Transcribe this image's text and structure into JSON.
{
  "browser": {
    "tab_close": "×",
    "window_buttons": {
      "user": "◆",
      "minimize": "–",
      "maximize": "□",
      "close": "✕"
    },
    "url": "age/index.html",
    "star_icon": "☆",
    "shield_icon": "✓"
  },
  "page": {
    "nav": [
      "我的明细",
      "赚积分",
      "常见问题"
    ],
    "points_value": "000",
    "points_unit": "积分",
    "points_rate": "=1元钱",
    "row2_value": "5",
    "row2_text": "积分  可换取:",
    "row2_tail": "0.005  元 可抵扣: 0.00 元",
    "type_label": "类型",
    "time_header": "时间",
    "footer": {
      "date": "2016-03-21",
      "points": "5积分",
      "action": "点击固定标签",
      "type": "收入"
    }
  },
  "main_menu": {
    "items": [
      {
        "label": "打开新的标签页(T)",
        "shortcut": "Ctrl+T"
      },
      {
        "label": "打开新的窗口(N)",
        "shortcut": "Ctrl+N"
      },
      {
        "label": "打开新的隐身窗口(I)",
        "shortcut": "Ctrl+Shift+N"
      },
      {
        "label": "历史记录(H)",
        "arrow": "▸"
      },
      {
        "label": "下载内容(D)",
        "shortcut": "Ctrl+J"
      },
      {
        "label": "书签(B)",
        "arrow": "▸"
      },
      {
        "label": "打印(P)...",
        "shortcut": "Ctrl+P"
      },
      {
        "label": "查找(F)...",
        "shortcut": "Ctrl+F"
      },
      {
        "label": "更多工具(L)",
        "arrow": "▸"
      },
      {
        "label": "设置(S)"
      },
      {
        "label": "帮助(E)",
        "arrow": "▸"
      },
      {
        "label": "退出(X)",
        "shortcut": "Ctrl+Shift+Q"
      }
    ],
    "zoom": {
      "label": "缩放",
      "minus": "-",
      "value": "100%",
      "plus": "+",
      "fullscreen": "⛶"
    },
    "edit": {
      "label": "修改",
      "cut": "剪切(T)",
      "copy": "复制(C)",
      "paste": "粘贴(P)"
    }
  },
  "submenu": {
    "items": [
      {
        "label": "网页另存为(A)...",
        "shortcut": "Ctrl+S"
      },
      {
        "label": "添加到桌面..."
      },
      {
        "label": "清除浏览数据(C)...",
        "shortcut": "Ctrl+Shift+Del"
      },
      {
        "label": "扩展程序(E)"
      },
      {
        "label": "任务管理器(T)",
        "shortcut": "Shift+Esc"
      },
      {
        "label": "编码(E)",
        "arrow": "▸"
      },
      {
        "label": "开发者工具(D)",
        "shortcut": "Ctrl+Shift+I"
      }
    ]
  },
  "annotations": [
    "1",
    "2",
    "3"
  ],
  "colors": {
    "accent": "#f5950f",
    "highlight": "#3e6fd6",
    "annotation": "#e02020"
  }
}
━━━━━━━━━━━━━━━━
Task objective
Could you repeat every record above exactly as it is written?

Solved problem
Transcribe this image's text and structure into JSON.
{
  "browser": {
    "tab_close": "×",
    "window_buttons": {
      "user": "◆",
      "minimize": "–",
      "maximize": "□",
      "close": "✕"
    },
    "url": "age/index.html",
    "star_icon": "☆",
    "shield_icon": "✓"
  },
  "page": {
    "nav": [
      "我的明细",
      "赚积分",
      "常见问题"
    ],
    "points_value": "000",
    "points_unit": "积分",
    "points_rate": "=1元钱",
    "row2_value": "5",
    "row2_text": "积分  可换取:",
    "row2_tail": "0.005  元 可抵扣: 0.00 元",
    "type_label": "类型",
    "time_header": "时间",
    "footer": {
      "date": "2016-03-21",
      "points": "5积分",
      "action": "点击固定标签",
      "type": "收入"
    }
  },
  "main_menu": {
    "items": [
      {
        "label": "打开新的标签页(T)",
        "shortcut": "Ctrl+T"
      },
      {
        "label": "打开新的窗口(N)",
        "shortcut": "Ctrl+N"
      },
      {
        "label": "打开新的隐身窗口(I)",
        "shortcut": "Ctrl+Shift+N"
      },
      {
        "label": "历史记录(H)",
        "arrow": "▸"
      },
      {
        "label": "下载内容(D)",
        "shortcut": "Ctrl+J"
      },
      {
        "label": "书签(B)",
        "arrow": "▸"
      },
      {
        "label": "打印(P)...",
        "shortcut": "Ctrl+P"
      },
      {
        "label": "查找(F)...",
        "shortcut": "Ctrl+F"
      },
      {
        "label": "更多工具(L)",
        "arrow": "▸"
      },
      {
        "label": "设置(S)"
      },
      {
        "label": "帮助(E)",
        "arrow": "▸"
      },
      {
        "label": "退出(X)",
        "shortcut": "Ctrl+Shift+Q"
      }
    ],
    "zoom": {
      "label": "缩放",
      "minus": "-",
      "value": "100%",
      "plus": "+",
      "fullscreen": "⛶"
    },
    "edit": {
      "label": "修改",
      "cut": "剪切(T)",
      "copy": "复制(C)",
      "paste": "粘贴(P)"
    }
  },
  "submenu": {
    "items": [
      {
        "label": "网页另存为(A)...",
        "shortcut": "Ctrl+S"
      },
      {
        "label": "添加到桌面..."
      },
      {
        "label": "清除浏览数据(C)...",
        "shortcut": "Ctrl+Shift+Del"
      },
      {
        "label": "扩展程序(E)"
      },
      {
        "label": "任务管理器(T)",
        "shortcut": "Shift+Esc"
      },
      {
        "label": "编码(E)",
        "arrow": "▸"
      },
      {
        "label": "开发者工具(D)",
        "shortcut": "Ctrl+Shift+I"
      }
    ]
  },
  "annotations": [
    "1",
    "2",
    "3"
  ],
  "colors": {
    "accent": "#f5950f",
    "highlight": "#3e6fd6",
    "annotation": "#e02020"
  }
}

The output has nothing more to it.